Exercise prompt:
Whenever a line of the entries below holds the string "label", copy that line and return it.

┌──

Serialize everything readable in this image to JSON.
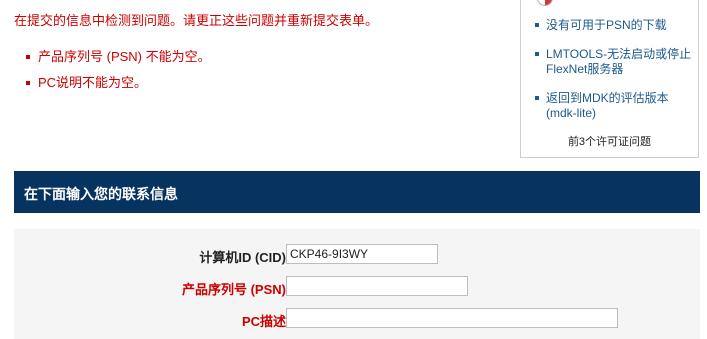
{
  "errors": {
    "summary": "在提交的信息中检测到问题。请更正这些问题并重新提交表单。",
    "items": [
      "产品序列号 (PSN) 不能为空。",
      "PC说明不能为空。"
    ]
  },
  "sidebar": {
    "links": [
      "没有可用于PSN的下载",
      "LMTOOLS-无法启动或停止FlexNet服务器",
      "返回到MDK的评估版本(mdk-lite)"
    ],
    "footer": "前3个许可证问题"
  },
  "contact": {
    "title": "在下面输入您的联系信息",
    "fields": {
      "cid": {
        "label": "计算机ID (CID)",
        "value": "CKP46-9I3WY"
      },
      "psn": {
        "label": "产品序列号 (PSN)",
        "value": ""
      },
      "pc": {
        "label": "PC描述",
        "value": ""
      }
    },
    "colon": ":"
  },
  "colors": {
    "error": "#cc0000",
    "link": "#1d5a8c",
    "header_bg": "#06335f"
  }
}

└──

Exercise answer:
        "label": "计算机ID (CID)",
        "label": "产品序列号 (PSN)",
        "label": "PC描述",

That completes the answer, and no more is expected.